The Line 3 environmental impact statement (EIS) is inadequate because Commerce fails to look at whether or not this project is needed, given the environmental risks it will create.
Commerce released its draft EIS in May, triggering an avalanche of public comments. Some critics questioned the need for the project, offering testimony that Minnesota’s petroleum sales are down 19 percent since their 2004 peak.
… this EIS does not assess the overall project need. Instead, the EIS evaluates the environmental impacts associated with the range of reasonable alternatives to aid the Commission’s evaluation of the need criteria set forth in Minnesota Administrative Rules.
This is a head smacker. First, Chapter 5 dedicates 646 pages to: “Existing Conditions, Impacts, and Mitigation – Certificate of Need.” I am confused about how Commerce can dedicate that much analysis to a Certificate of Need without finding it necessary to “assess the overall project need.” Most ordinary people would expect a conversation on the Certificate of Need to discuss “Need.”
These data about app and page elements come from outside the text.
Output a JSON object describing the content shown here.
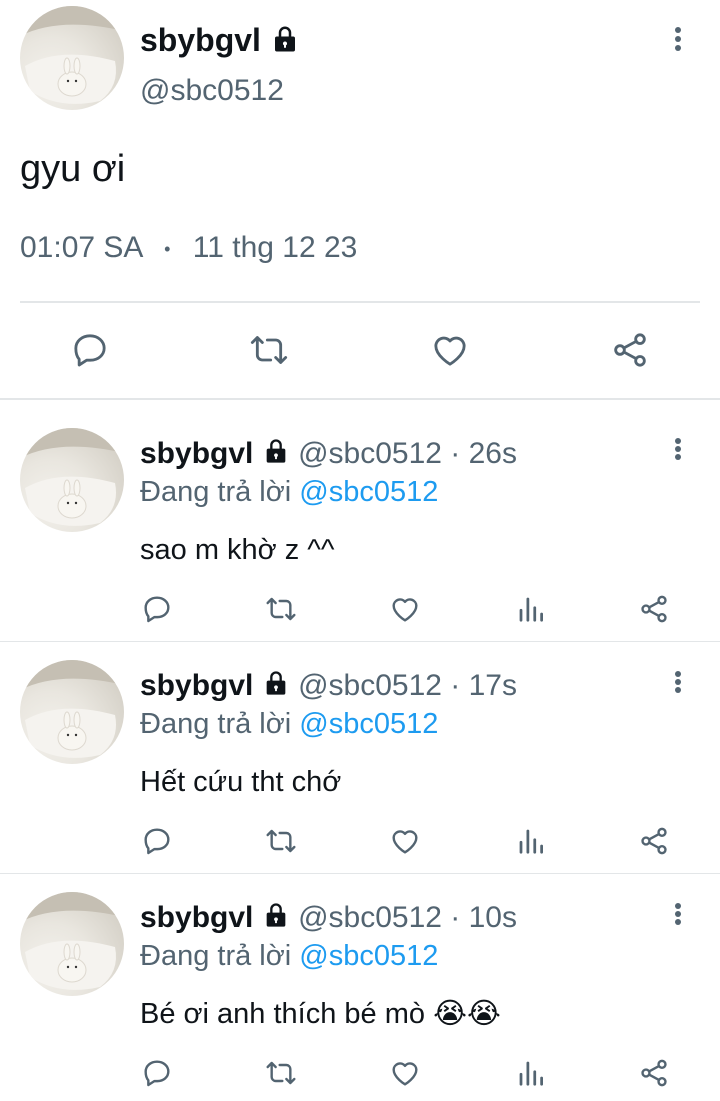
{
  "main_tweet": {
    "display_name": "sbybgvl",
    "handle": "@sbc0512",
    "text": "gyu ơi",
    "time": "01:07 SA",
    "separator": "•",
    "date": "11 thg 12 23",
    "icons": [
      "comment-icon",
      "retweet-icon",
      "heart-icon",
      "share-icon"
    ]
  },
  "replies": [
    {
      "display_name": "sbybgvl",
      "handle_time": "@sbc0512 · 26s",
      "replying_prefix": "Đang trả lời",
      "replying_to": "@sbc0512",
      "text": "sao m khờ z ^^",
      "emoji": ""
    },
    {
      "display_name": "sbybgvl",
      "handle_time": "@sbc0512 · 17s",
      "replying_prefix": "Đang trả lời",
      "replying_to": "@sbc0512",
      "text": "Hết cứu tht chớ",
      "emoji": ""
    },
    {
      "display_name": "sbybgvl",
      "handle_time": "@sbc0512 · 10s",
      "replying_prefix": "Đang trả lời",
      "replying_to": "@sbc0512",
      "text": "Bé ơi anh thích bé mò",
      "emoji": "😭😭"
    }
  ],
  "colors": {
    "text": "#0f1419",
    "muted": "#536471",
    "link": "#1d9bf0",
    "divider": "#e3e6e8"
  }
}
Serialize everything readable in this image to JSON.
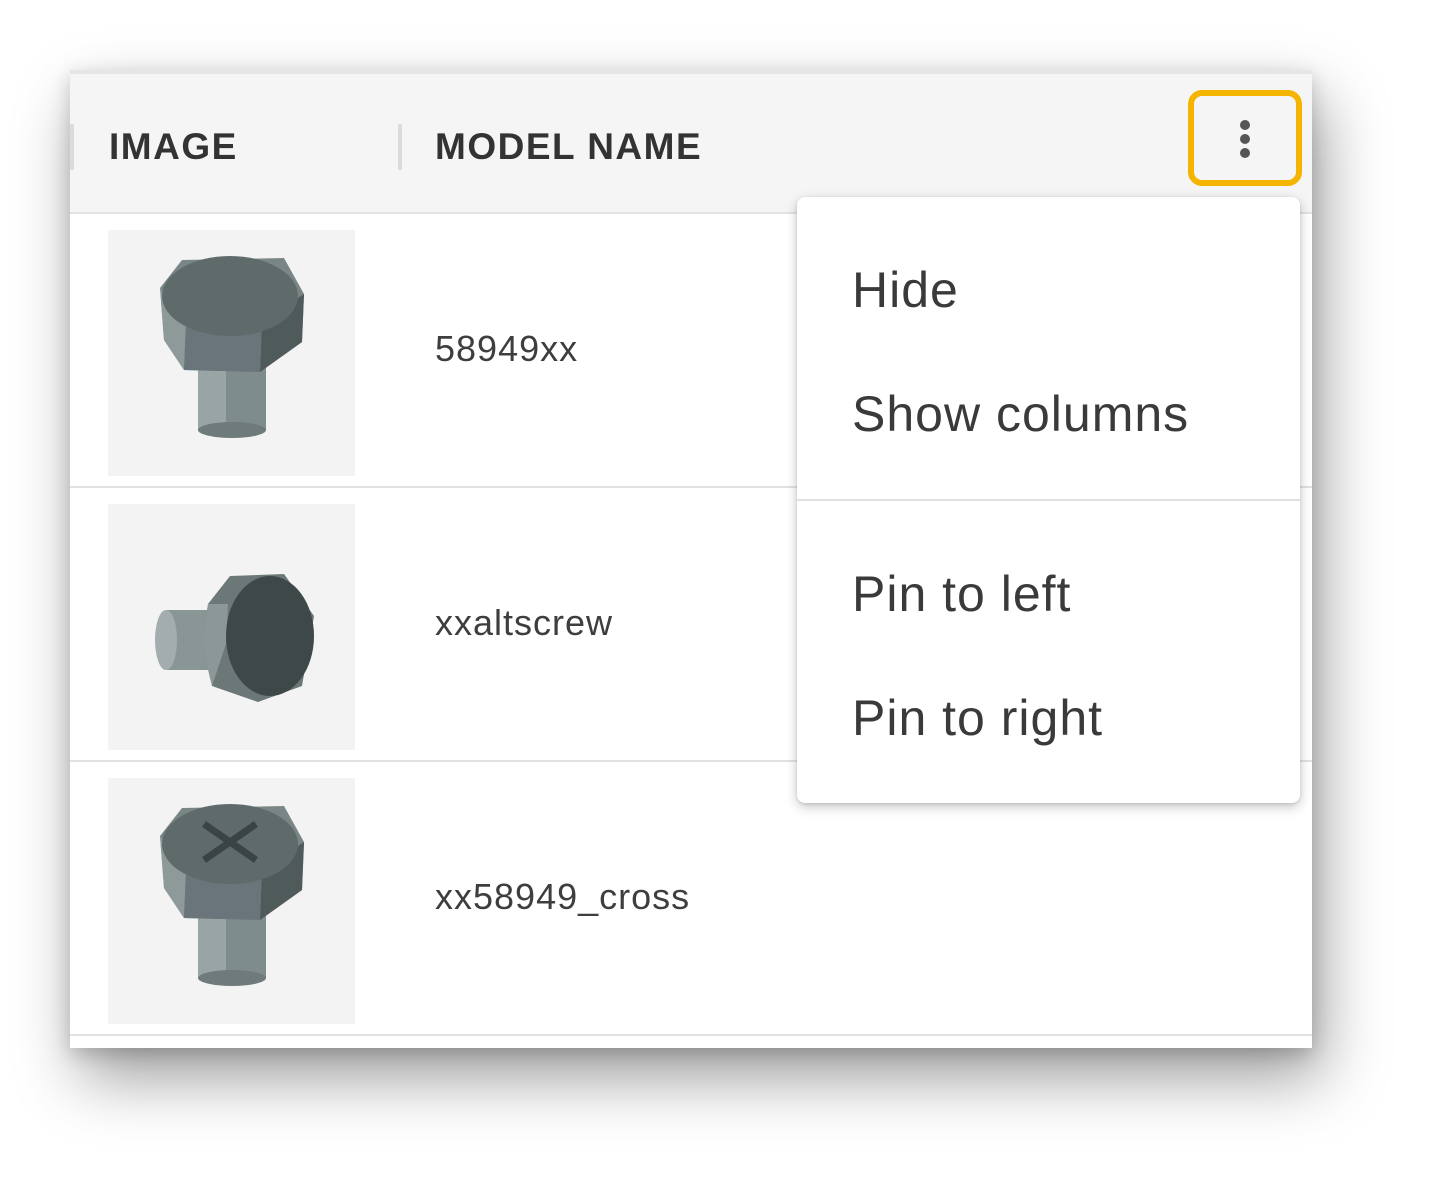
{
  "table": {
    "columns": {
      "image": "IMAGE",
      "model_name": "MODEL NAME"
    },
    "rows": [
      {
        "model_name": "58949xx",
        "thumbnail": "hex-bolt-upright"
      },
      {
        "model_name": "xxaltscrew",
        "thumbnail": "hex-bolt-sideways"
      },
      {
        "model_name": "xx58949_cross",
        "thumbnail": "hex-bolt-cross-head"
      }
    ]
  },
  "column_menu": {
    "trigger_icon": "more-vertical-icon",
    "highlight_color": "#f5b400",
    "items": [
      {
        "label": "Hide"
      },
      {
        "label": "Show columns"
      },
      {
        "label": "Pin to left"
      },
      {
        "label": "Pin to right"
      }
    ]
  }
}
Second, the EIS saw fit to include informati0n on petroleum supply but it ignored demand (that is, the need for the project). Nothing prevented Commerce from including this information. The PUC needs the information. It is relevant to the debate. Citizens have raised the issue and provided the data.
Lastly, the Introduction, page 1-5, says the EIS would help the PUC decide whether denying the Certificate of Need: “would adversely affect the future adequacy, reliability, or efficiency of energy supply to the Applicant, to the Applicant’s customers, or to the people of Minnesota and neighboring states.” Further, the PUC needs to address whether the social impacts of granting the Certificate of Need “are more favorable than the consequences of denying the certificate.”
The EIS does not include that analysis. The EIS does not consider a “No-Build”option, so the PUC has no way of comparing the difference between approving and denying the Certificate of Need.
The EIS does, however, include an analysis of Line 3’s job creation and potential property tax benefits. If Commerce wants to take an expansive definition of environmental impacts to include jobs and tax implications, surely it could include an analysis of project need.
Being selective in the facts it chooses to present is a form of bias.